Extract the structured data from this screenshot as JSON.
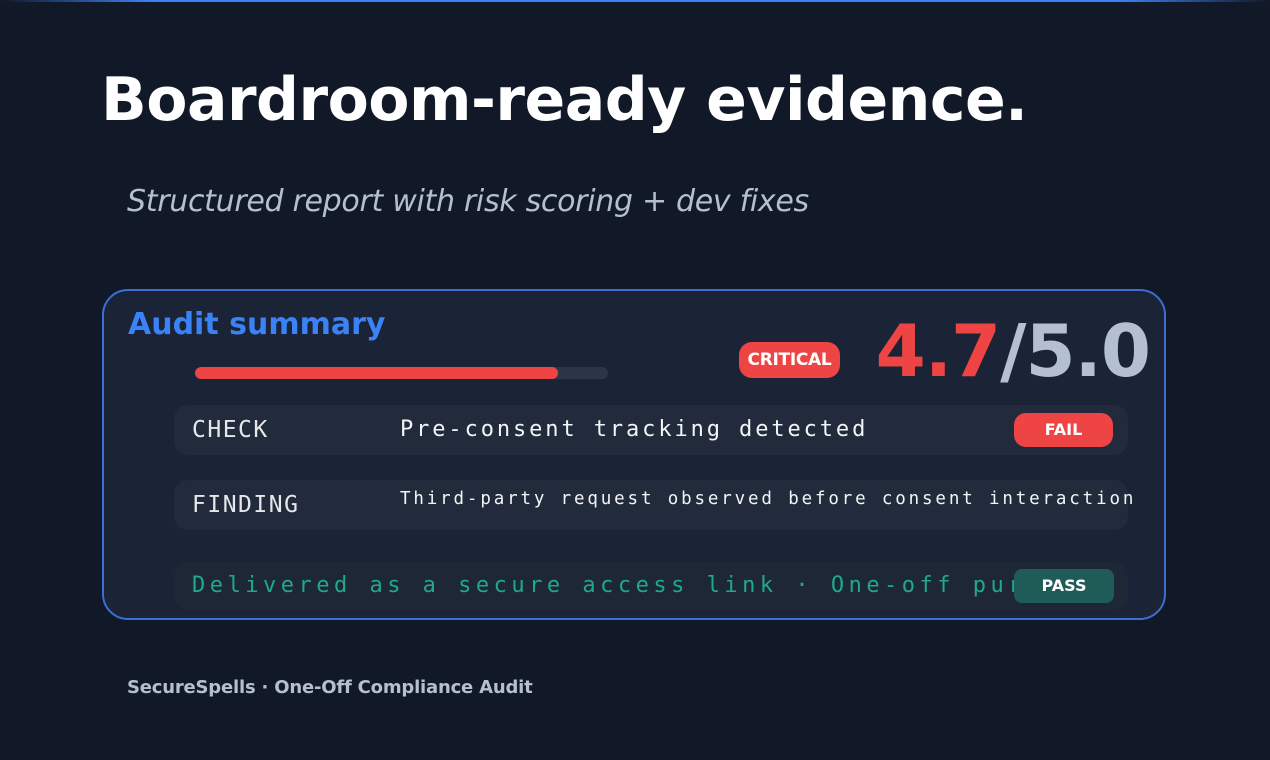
{
  "headline": "Boardroom-ready evidence.",
  "subtitle": "Structured report with risk scoring + dev fixes",
  "audit_card": {
    "title": "Audit summary",
    "risk_level": 0.88,
    "severity_badge": "CRITICAL",
    "score": {
      "value": "4.7",
      "separator": "/",
      "max": "5.0"
    },
    "rows": [
      {
        "label": "CHECK",
        "text": "Pre-consent tracking detected",
        "status": "FAIL"
      },
      {
        "label": "FINDING",
        "text": "Third-party request observed before consent interaction"
      }
    ],
    "delivery": {
      "text": "Delivered as a secure access link · One-off purchase",
      "status": "PASS"
    }
  },
  "footer": "SecureSpells · One-Off Compliance Audit",
  "colors": {
    "background": "#111827",
    "accent_blue": "#3b82f6",
    "critical_red": "#ef4444",
    "pass_teal": "#1f5c57",
    "delivery_green": "#1fa88c"
  }
}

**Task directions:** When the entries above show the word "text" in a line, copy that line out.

**Solution to the problem:**
        "text": "Pre-consent tracking detected",
        "text": "Third-party request observed before consent interaction"
      "text": "Delivered as a secure access link · One-off purchase",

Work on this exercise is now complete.